Glasgow – As global climate talks get underway in Scotland, 725 groups from nearly 100 countries are calling on governments and leading international institutions to end reliance on hollow “Net Zero” promises and commit to specific, ambitious, and immediate actions to bring emissions and fossil fuel production down to Real Zero, consistent with science and equity.
The joint statement comes as many governments and corporations arrive at COP26, touting Net Zero pledges premised on mid-century emissions targets, offset-based carbon accounting tricks, and illusory and dangerous technologies like carbon capture, blue hydrogen, and bioenergy. Such pledges, the statement says, mask climate inaction and provide cover for business-as-usual fossil fuel production that spells planetary destruction.
“The massive global support for this call to action is proof that the people see through the ploys to put off real change and prop up polluting industries in pursuit of a distant ‘net zero’,” said Nikki Reisch, Director of the Climate & Energy Program at the Center for International Environmental Law. “We refuse to applaud misguided efforts to ‘fix’ fossil fuels rather than ditch them for safer, proven renewables, or to pretend that we can trade reductions ‘here’ for emissions ‘there,’ when we need transformation everywhere.”
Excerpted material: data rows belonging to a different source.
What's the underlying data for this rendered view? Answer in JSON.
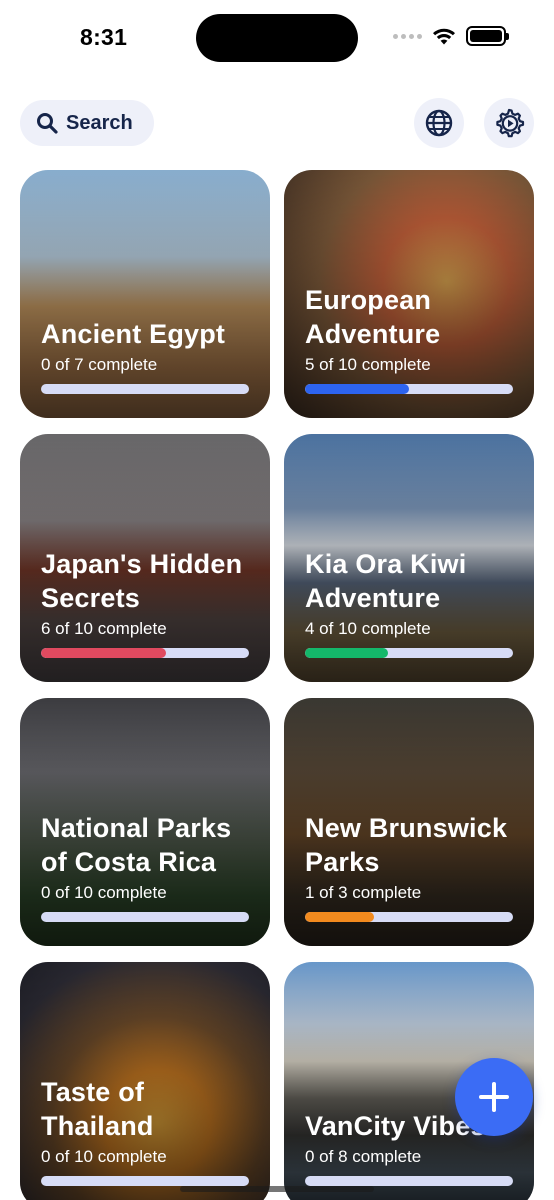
{
  "status_bar": {
    "time": "8:31"
  },
  "header": {
    "search_label": "Search",
    "search_icon": "search-icon",
    "globe_icon": "globe-icon",
    "settings_icon": "gear-play-icon"
  },
  "colors": {
    "pill_bg": "#eef0f9",
    "text_dark": "#16254a",
    "fab": "#3b6cf5",
    "track": "#d7dcf6"
  },
  "cards": [
    {
      "title": "Ancient Egypt",
      "progress_text": "0 of 7 complete",
      "progress": 0.0,
      "bar_color": "#3b6cf5",
      "bg": "linear-gradient(180deg,#8fb6d8 0%,#b9cfe0 35%,#c89b63 55%,#a9784a 80%,#8c6440 100%)"
    },
    {
      "title": "European Adventure",
      "progress_text": "5 of 10 complete",
      "progress": 0.5,
      "bar_color": "#2d64f0",
      "bg": "radial-gradient(circle at 65% 45%,#d9a34f 0%,#c2603a 30%,#7d5a3a 60%,#3d2d22 100%)"
    },
    {
      "title": "Japan's Hidden Secrets",
      "progress_text": "6 of 10 complete",
      "progress": 0.6,
      "bar_color": "#e04a5f",
      "bg": "linear-gradient(180deg,#6d6c6e 0%,#8a8486 35%,#7a3a2a 55%,#5b4d4a 75%,#4a4447 100%)"
    },
    {
      "title": "Kia Ora Kiwi Adventure",
      "progress_text": "4 of 10 complete",
      "progress": 0.4,
      "bar_color": "#14b86a",
      "bg": "linear-gradient(180deg,#4f78a8 0%,#7f9bbf 30%,#e6ecf3 45%,#5e6e86 60%,#7c6a48 80%,#5a4a32 100%)"
    },
    {
      "title": "National Parks of Costa Rica",
      "progress_text": "0 of 10 complete",
      "progress": 0.0,
      "bar_color": "#3b6cf5",
      "bg": "linear-gradient(180deg,#3f3f43 0%,#6a6a6f 30%,#4e5a4a 60%,#2f4a2c 80%,#23381f 100%)"
    },
    {
      "title": "New Brunswick Parks",
      "progress_text": "1 of 3 complete",
      "progress": 0.333,
      "bar_color": "#f28a1e",
      "bg": "linear-gradient(180deg,#3c3a34 0%,#5a4a38 30%,#6a4a2a 55%,#3a3024 80%,#2a231c 100%)"
    },
    {
      "title": "Taste of Thailand",
      "progress_text": "0 of 10 complete",
      "progress": 0.0,
      "bar_color": "#3b6cf5",
      "bg": "radial-gradient(circle at 55% 65%,#e2a53a 0%,#c97a22 25%,#6b4a2a 50%,#2b2a33 80%,#1d1e26 100%)"
    },
    {
      "title": "VanCity Vibes",
      "progress_text": "0 of 8 complete",
      "progress": 0.0,
      "bar_color": "#3b6cf5",
      "bg": "linear-gradient(180deg,#6c9ed4 0%,#c8d8ea 25%,#e8e2d4 40%,#6d6a62 55%,#3a3a38 70%,#4e5c68 85%,#2e3a44 100%)"
    }
  ],
  "fab": {
    "icon": "plus-icon"
  }
}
“With so many plans relying heavily on carbon offsetting,” said Teresa Anderson, Climate Policy Coordinator for ActionAid International, “Net Zero targets are likely to drive devastating land grabs in the Global South, threatening the rights and food security of women, smallholder farmers and indigenous communities.”
The 700+ signatory environmental and human rights organizations, social movements, Indigenous Peoples and local community groups from around the world call on states to:
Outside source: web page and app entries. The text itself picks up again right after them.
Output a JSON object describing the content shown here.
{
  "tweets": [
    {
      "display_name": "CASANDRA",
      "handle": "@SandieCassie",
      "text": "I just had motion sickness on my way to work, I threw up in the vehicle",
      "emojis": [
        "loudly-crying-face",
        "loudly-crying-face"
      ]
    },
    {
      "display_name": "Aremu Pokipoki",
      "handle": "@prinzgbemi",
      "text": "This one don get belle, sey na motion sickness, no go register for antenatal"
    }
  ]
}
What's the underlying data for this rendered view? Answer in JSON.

Curb emissions at the source, by phasing out fossil fuels, industrial agriculture, plastics, and other polluting industries;
Reject dangerous distractions, such as hydrogen and carbon capture and storage, and carbon offsets, which entrench the fossil economy and exacerbate frontline risks;
Invest in transformation, by replacing fossil fuel infrastructure and industrial food systems, and redirecting subsidies to workers and communities;
Protect and restore ecosystems, not to commodify and trade the carbon they contain, but to respect and sustain the lives and livelihoods they support;
Support local solutions, by promoting Indigenous and community-led alternatives, ensuring food sovereignty, and securing work and livelihoods; and
Deliver accountability, by making polluters pay for their harms and prevent future damage, and by ensuring that those most responsible for historic greenhouse gas emissions move first and fastest to reduce emissions and increase financing for lower-income countries hardest hit by the climate emergency.
“Climate leadership will not be measured decades from now,” the statement warns, “but rather by the pace and scale of concrete, near-term actions taken today.”
“We are concerned that rich countries and polluting corporations will push ahead with ‘false solutions’ at COP26,” said Dipti Bhatnagar, Climate Justice and Energy Coordinator, Friends of the Earth International, in Mozambique. “The names and terms keep evolving, but the basic, damaging principles remain the same. They strengthen corporate power, deflect responsibility from rich historical polluters and prevent urgent and equitable action on climate change.”
As the statement says, real solutions — not “net zero” targets — are essential to “strengthen resilience, center justice, and support communities in a just and equitable transition to a fossil-free future that secures human rights, livelihoods, work, and a safe, clean, healthy, and sustainable environment for present and future generations.”
Read the Global Call for Real Solutions, Not Net Zero.
Read more statements by signatories of the letter.
Spokespeople are available for interviews and briefings throughout COP26 on why Net Zero is a dangerous distraction from real climate action.
For more information and interviews contact:
Cate Bonacini, email@example.com